When John asked me to write my final Friday Flash, I wasn’t quite sure what to write.
I considered putting together a top 20 predictions for the final four episodes of Game of Thrones, or perhaps a persuasive essay on why I think Sansa Stark should take the Iron Throne. I realized that would only resonate with roughly 18% of Friday Flash readers, so I cast that idea aside.
Next, I considered putting together an exhaustive history of Greenville’s hidden gem, the Zorba Lounge. While it’s a favorite for the Complete PR team, it’s also quite bittersweet, as a lunch trip to Zorba usually means we’re saying goodbye to a team member. In all honesty, I was quite afraid of what I might dig up there, so I nixed that idea as well.
I ended up on a topic that’s been heavy on my mind as of late, and I’m sure it can relate with some of you, too.
Let’s talk about hustle culture.
Like a majority of millennials, I’ve run a side hustle for the past few years. I’ve dedicated nearly all of my spare time outside of the office to volunteering, serving on nonprofit boards and trying to better myself professionally.

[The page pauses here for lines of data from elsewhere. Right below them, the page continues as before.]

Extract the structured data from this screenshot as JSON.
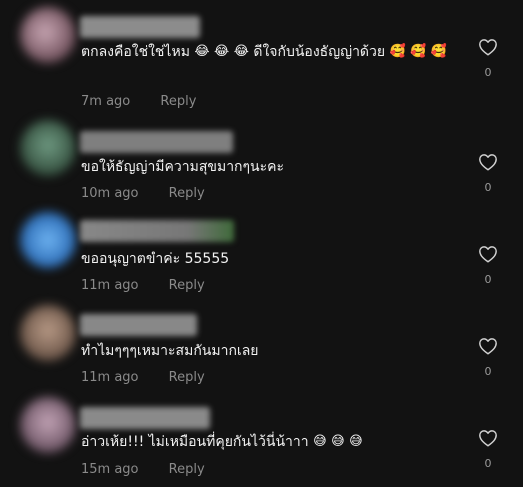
{
  "comments": [
    {
      "text": "ตกลงคือใช่ใช่ไหม",
      "emojis_a": [
        "😂",
        "😂",
        "😂"
      ],
      "text2": "ดีใจกับน้องธัญญ่าด้วย",
      "emojis_b": [
        "🥰",
        "🥰",
        "🥰"
      ],
      "time": "7m ago",
      "reply": "Reply",
      "likes": "0"
    },
    {
      "text": "ขอให้ธัญญ่ามีความสุขมากๆนะคะ",
      "time": "10m ago",
      "reply": "Reply",
      "likes": "0"
    },
    {
      "text": "ขออนุญาตขำค่ะ 55555",
      "time": "11m ago",
      "reply": "Reply",
      "likes": "0"
    },
    {
      "text": "ทำไมๆๆๆเหมาะสมกันมากเลย",
      "time": "11m ago",
      "reply": "Reply",
      "likes": "0"
    },
    {
      "text": "อ่าวเห้ย!!! ไม่เหมือนที่คุยกันไว้นี่น้าาา",
      "emojis_a": [
        "😅",
        "😅",
        "😅"
      ],
      "time": "15m ago",
      "reply": "Reply",
      "likes": "0"
    }
  ],
  "colors": {
    "background": "#121212",
    "meta_text": "#8a8a8a",
    "heart_outline": "#d0d0d0"
  },
  "icons": {
    "like": "heart-outline-icon"
  }
}
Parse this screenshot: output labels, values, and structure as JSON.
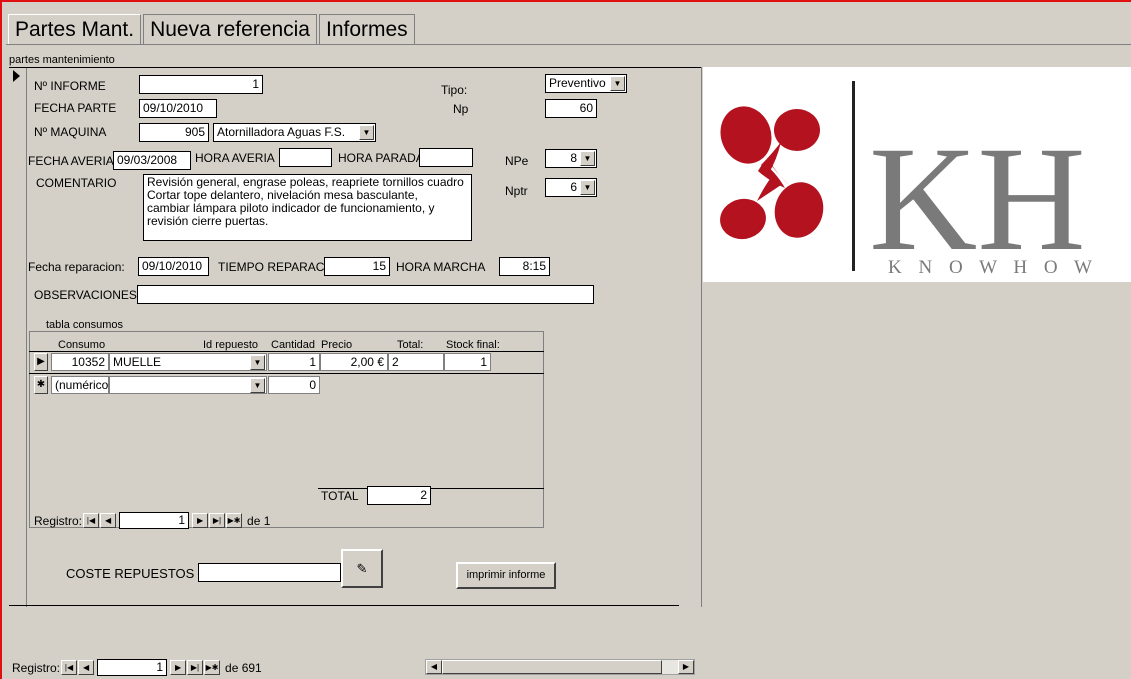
{
  "tabs": [
    {
      "label": "Partes Mant."
    },
    {
      "label": "Nueva referencia"
    },
    {
      "label": "Informes"
    }
  ],
  "form_caption": "partes mantenimiento",
  "fields": {
    "n_informe": {
      "label": "Nº INFORME",
      "value": "1"
    },
    "fecha_parte": {
      "label": "FECHA PARTE",
      "value": "09/10/2010"
    },
    "n_maquina": {
      "label": "Nº MAQUINA",
      "value": "905",
      "name": "Atornilladora Aguas F.S."
    },
    "tipo": {
      "label": "Tipo:",
      "value": "Preventivo"
    },
    "np": {
      "label": "Np",
      "value": "60"
    },
    "fecha_averia": {
      "label": "FECHA AVERIA",
      "value": "09/03/2008"
    },
    "hora_averia": {
      "label": "HORA AVERIA",
      "value": ""
    },
    "hora_parada": {
      "label": "HORA PARADA",
      "value": ""
    },
    "npe": {
      "label": "NPe",
      "value": "8"
    },
    "nptr": {
      "label": "Nptr",
      "value": "6"
    },
    "comentario": {
      "label": "COMENTARIO",
      "lines": [
        "Revisión general, engrase poleas, reapriete tornillos cuadro",
        "Cortar tope delantero, nivelación mesa basculante,",
        "cambiar lámpara piloto indicador de funcionamiento, y",
        "revisión cierre puertas."
      ]
    },
    "fecha_reparacion": {
      "label": "Fecha reparacion:",
      "value": "09/10/2010"
    },
    "tiempo_reparacion": {
      "label": "TIEMPO REPARAC(",
      "value": "15"
    },
    "hora_marcha": {
      "label": "HORA MARCHA",
      "value": "8:15"
    },
    "observaciones": {
      "label": "OBSERVACIONES",
      "value": ""
    }
  },
  "subform": {
    "caption": "tabla consumos",
    "headers": {
      "consumo": "Consumo",
      "id_repuesto": "Id repuesto",
      "cantidad": "Cantidad",
      "precio": "Precio",
      "total": "Total:",
      "stock": "Stock final:"
    },
    "row": {
      "consumo": "10352",
      "repuesto": "MUELLE",
      "cantidad": "1",
      "precio": "2,00 €",
      "total": "2",
      "stock": "1"
    },
    "new_row": {
      "consumo": "(numérico)",
      "cantidad": "0"
    },
    "total_label": "TOTAL",
    "total_value": "2",
    "nav": {
      "label": "Registro:",
      "current": "1",
      "of": "de 1"
    }
  },
  "coste_repuestos": {
    "label": "COSTE REPUESTOS",
    "value": ""
  },
  "print_button": "imprimir informe",
  "main_nav": {
    "label": "Registro:",
    "current": "1",
    "of": "de 691"
  },
  "logo": {
    "letters": "KH",
    "tagline": "K N O W   H O W",
    "brand_red": "#b3121e",
    "brand_gray": "#7a7a7a"
  }
}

Don’t get me wrong, I’ve used my vacation dates. But even so, I realized I’ve barely given myself a break to catch a breath over the past few years, or to take time to spend on the important things in life, like family and my own well-being.
When I decided to give my notice at Complete PR, I had originally planned to stay for a few more weeks. I technically didn’t have any obligations until the end of May, so I naturally assumed I would work until the very last day I was free.
As I was planning out my dates and preparing when to leave, a little recurring, nagging thought kept coming back to me. The idea that I needed to work as much as I possibly could, as long as I possibly could was long engrained in me, but I couldn’t seem to silence that little voice that kept asking, “what about you?”
I think it’s okay for us to accept that not everything we do has to have a direct return on investment for our careers. It’s good to take time to do things for ourselves, and to not be “on” 24/7. Work/life balance is a good thing, and just because it’s becoming increasingly common to constantly be hustling, doesn’t mean it’s a healthy mindset.
After much internal back and forth, I decided that it was okay to give myself some time to myself, to reflect on the past few years and to prepare myself for what’s ahead.
The past four years at Complete PR have been a real treat. I am so grateful for all that I have learned and for all of the projects that I have had the opportunity to work on.
I’m not great with goodbyes, so I’ll conclude with the same message I used to write to friends in their middle school yearbooks:
Thanks for all the memories! I hope you kick ass this summer.